* **Requirement**
Extract each line holding the word "pass" from the entries.

* **Records supplied**
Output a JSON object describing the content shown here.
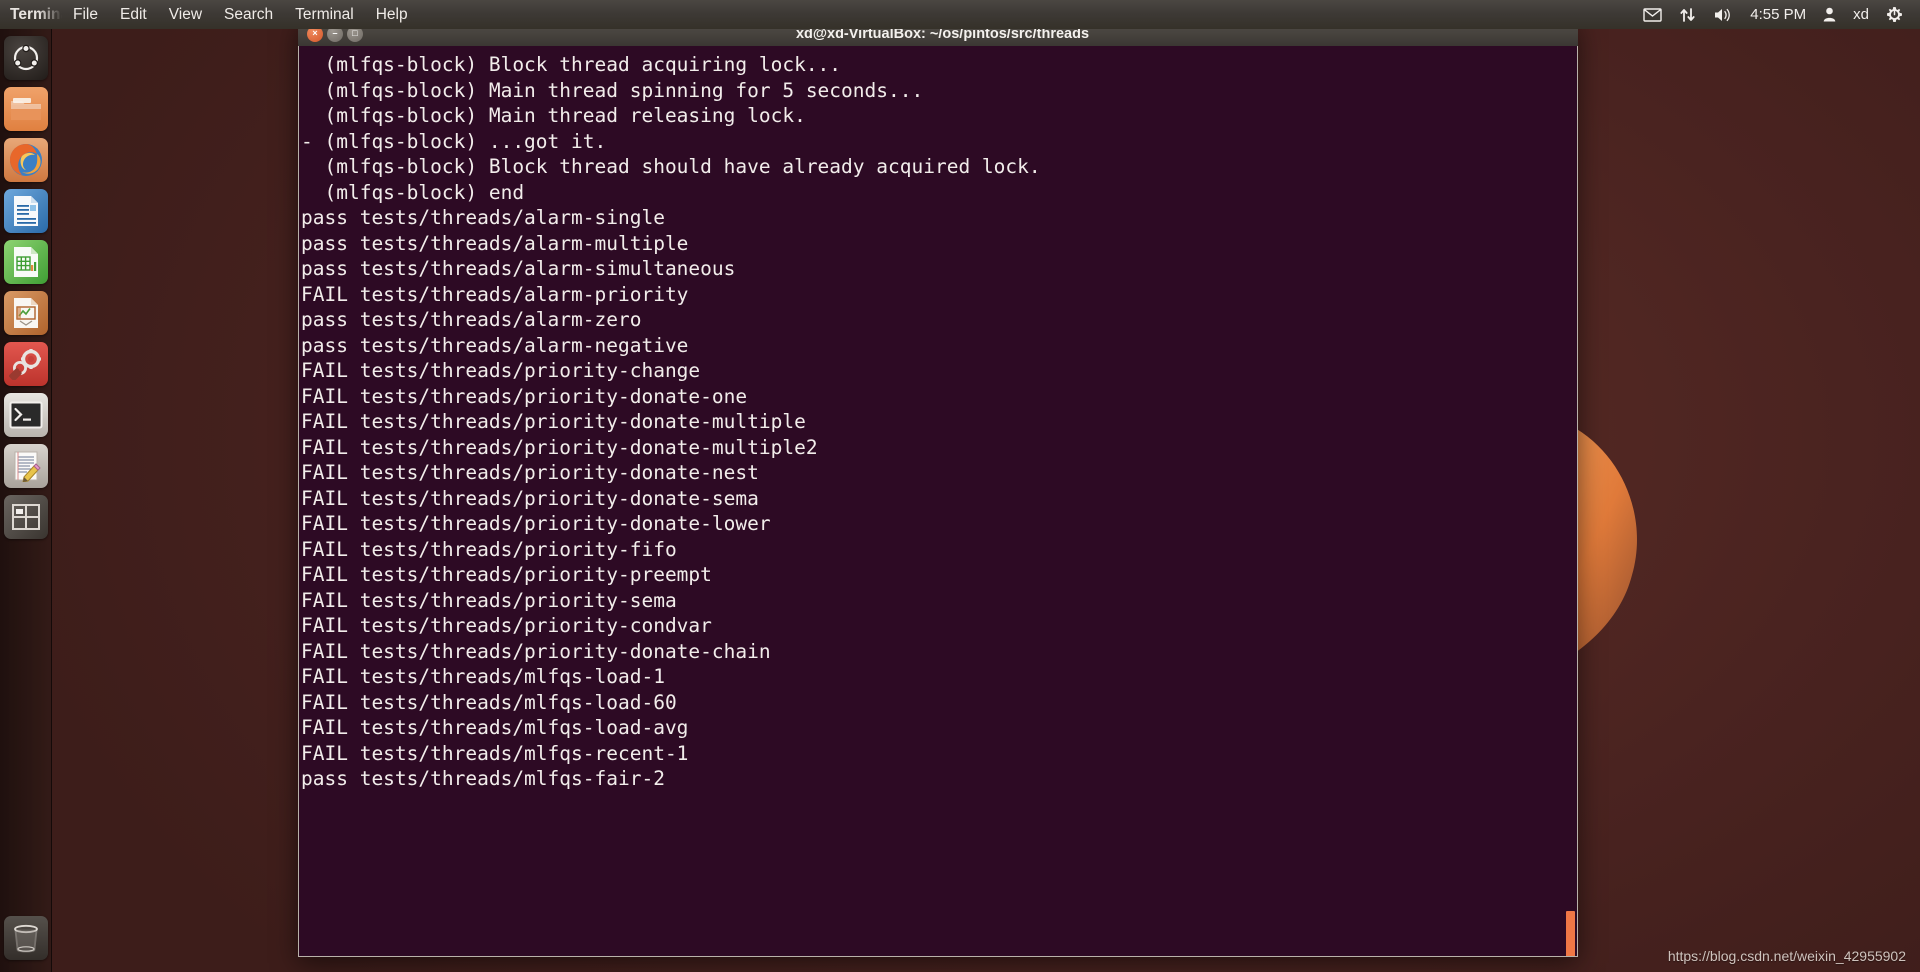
{
  "top_panel": {
    "app_name": "Terminal",
    "menus": [
      {
        "label": "File",
        "name": "menu-file"
      },
      {
        "label": "Edit",
        "name": "menu-edit"
      },
      {
        "label": "View",
        "name": "menu-view"
      },
      {
        "label": "Search",
        "name": "menu-search"
      },
      {
        "label": "Terminal",
        "name": "menu-terminal"
      },
      {
        "label": "Help",
        "name": "menu-help"
      }
    ],
    "tray": {
      "mail_icon": "envelope-icon",
      "network_icon": "network-updown-icon",
      "volume_icon": "volume-speaker-icon",
      "clock": "4:55 PM",
      "user_icon": "user-icon",
      "username": "xd",
      "session_icon": "gear-power-icon"
    }
  },
  "launcher": {
    "items": [
      {
        "name": "dash-home",
        "icon": "ubuntu-logo-icon",
        "label": "Dash Home"
      },
      {
        "name": "files",
        "icon": "folder-icon",
        "label": "Files"
      },
      {
        "name": "firefox",
        "icon": "firefox-icon",
        "label": "Firefox Web Browser"
      },
      {
        "name": "libreoffice-writer",
        "icon": "document-writer-icon",
        "label": "LibreOffice Writer"
      },
      {
        "name": "libreoffice-calc",
        "icon": "spreadsheet-calc-icon",
        "label": "LibreOffice Calc"
      },
      {
        "name": "libreoffice-impress",
        "icon": "presentation-impress-icon",
        "label": "LibreOffice Impress"
      },
      {
        "name": "system-settings",
        "icon": "gear-wrench-icon",
        "label": "System Settings"
      },
      {
        "name": "terminal",
        "icon": "terminal-prompt-icon",
        "label": "Terminal",
        "running": true,
        "focused": true
      },
      {
        "name": "text-editor",
        "icon": "pencil-document-icon",
        "label": "Text Editor",
        "running": true
      },
      {
        "name": "workspace-switcher",
        "icon": "workspace-grid-icon",
        "label": "Workspace Switcher"
      }
    ],
    "trash": {
      "name": "trash",
      "icon": "trash-bin-icon",
      "label": "Trash"
    }
  },
  "terminal": {
    "title": "xd@xd-VirtualBox: ~/os/pintos/src/threads",
    "buttons": {
      "close": "×",
      "minimize": "–",
      "maximize": "□"
    },
    "background_color": "#2d0a24",
    "text_color": "#f2edeb",
    "scrollbar_color": "#f07746",
    "lines": [
      "  (mlfqs-block) Block thread acquiring lock...",
      "  (mlfqs-block) Main thread spinning for 5 seconds...",
      "  (mlfqs-block) Main thread releasing lock.",
      "- (mlfqs-block) ...got it.",
      "  (mlfqs-block) Block thread should have already acquired lock.",
      "  (mlfqs-block) end",
      "pass tests/threads/alarm-single",
      "pass tests/threads/alarm-multiple",
      "pass tests/threads/alarm-simultaneous",
      "FAIL tests/threads/alarm-priority",
      "pass tests/threads/alarm-zero",
      "pass tests/threads/alarm-negative",
      "FAIL tests/threads/priority-change",
      "FAIL tests/threads/priority-donate-one",
      "FAIL tests/threads/priority-donate-multiple",
      "FAIL tests/threads/priority-donate-multiple2",
      "FAIL tests/threads/priority-donate-nest",
      "FAIL tests/threads/priority-donate-sema",
      "FAIL tests/threads/priority-donate-lower",
      "FAIL tests/threads/priority-fifo",
      "FAIL tests/threads/priority-preempt",
      "FAIL tests/threads/priority-sema",
      "FAIL tests/threads/priority-condvar",
      "FAIL tests/threads/priority-donate-chain",
      "FAIL tests/threads/mlfqs-load-1",
      "FAIL tests/threads/mlfqs-load-60",
      "FAIL tests/threads/mlfqs-load-avg",
      "FAIL tests/threads/mlfqs-recent-1",
      "pass tests/threads/mlfqs-fair-2"
    ]
  },
  "watermark": {
    "text": "https://blog.csdn.net/weixin_42955902"
  }
}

* **Answer box**
      "pass tests/threads/alarm-single",
      "pass tests/threads/alarm-multiple",
      "pass tests/threads/alarm-simultaneous",
      "pass tests/threads/alarm-zero",
      "pass tests/threads/alarm-negative",
      "pass tests/threads/mlfqs-fair-2"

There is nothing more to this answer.